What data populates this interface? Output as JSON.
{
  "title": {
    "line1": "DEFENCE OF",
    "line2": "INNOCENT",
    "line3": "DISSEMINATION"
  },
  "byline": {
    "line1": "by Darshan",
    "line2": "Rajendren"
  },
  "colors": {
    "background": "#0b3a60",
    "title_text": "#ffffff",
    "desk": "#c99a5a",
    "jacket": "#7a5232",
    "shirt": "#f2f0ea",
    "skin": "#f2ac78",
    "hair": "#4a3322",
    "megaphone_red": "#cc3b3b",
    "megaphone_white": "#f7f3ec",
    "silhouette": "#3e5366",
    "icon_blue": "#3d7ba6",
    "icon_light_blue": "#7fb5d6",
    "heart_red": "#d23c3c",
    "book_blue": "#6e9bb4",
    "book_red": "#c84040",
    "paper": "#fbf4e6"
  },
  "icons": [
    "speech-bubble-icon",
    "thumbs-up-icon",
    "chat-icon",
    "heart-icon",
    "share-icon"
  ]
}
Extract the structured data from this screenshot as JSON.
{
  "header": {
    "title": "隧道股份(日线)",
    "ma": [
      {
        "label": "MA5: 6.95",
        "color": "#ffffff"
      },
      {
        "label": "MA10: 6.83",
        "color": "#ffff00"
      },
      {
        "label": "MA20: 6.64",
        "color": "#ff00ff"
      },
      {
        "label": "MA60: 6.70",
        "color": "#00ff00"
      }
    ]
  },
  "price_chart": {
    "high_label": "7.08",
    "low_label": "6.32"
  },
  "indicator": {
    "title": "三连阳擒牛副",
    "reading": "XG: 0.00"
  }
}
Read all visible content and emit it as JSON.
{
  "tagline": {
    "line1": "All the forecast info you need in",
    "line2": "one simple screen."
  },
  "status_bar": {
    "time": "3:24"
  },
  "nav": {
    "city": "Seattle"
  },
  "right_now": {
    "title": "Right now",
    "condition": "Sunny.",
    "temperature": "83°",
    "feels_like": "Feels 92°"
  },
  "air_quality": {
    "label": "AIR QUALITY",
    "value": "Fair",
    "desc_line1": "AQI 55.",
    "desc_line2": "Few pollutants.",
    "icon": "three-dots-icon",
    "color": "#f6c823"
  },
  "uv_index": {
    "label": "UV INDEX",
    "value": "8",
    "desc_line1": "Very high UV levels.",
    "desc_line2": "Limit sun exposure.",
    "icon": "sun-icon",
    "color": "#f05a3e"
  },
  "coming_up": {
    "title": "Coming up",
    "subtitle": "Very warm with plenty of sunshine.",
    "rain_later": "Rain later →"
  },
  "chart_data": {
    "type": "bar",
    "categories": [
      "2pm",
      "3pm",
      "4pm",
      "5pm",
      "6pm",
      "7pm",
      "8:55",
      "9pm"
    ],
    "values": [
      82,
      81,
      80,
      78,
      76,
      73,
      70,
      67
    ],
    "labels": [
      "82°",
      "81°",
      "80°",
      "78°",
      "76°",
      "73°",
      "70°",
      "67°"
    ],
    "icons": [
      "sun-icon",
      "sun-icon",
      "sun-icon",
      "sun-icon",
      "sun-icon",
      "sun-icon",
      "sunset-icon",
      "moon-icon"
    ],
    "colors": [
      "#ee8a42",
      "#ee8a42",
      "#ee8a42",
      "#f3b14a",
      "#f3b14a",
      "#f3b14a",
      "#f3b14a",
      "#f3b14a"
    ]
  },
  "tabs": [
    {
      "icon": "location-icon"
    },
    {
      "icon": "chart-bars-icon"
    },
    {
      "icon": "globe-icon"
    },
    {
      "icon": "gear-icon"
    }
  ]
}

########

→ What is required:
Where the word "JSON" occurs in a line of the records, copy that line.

→ Written reply:
What data populates this interface? Output as JSON.
Extract the structured data from this screenshot as JSON.
Read all visible content and emit it as JSON.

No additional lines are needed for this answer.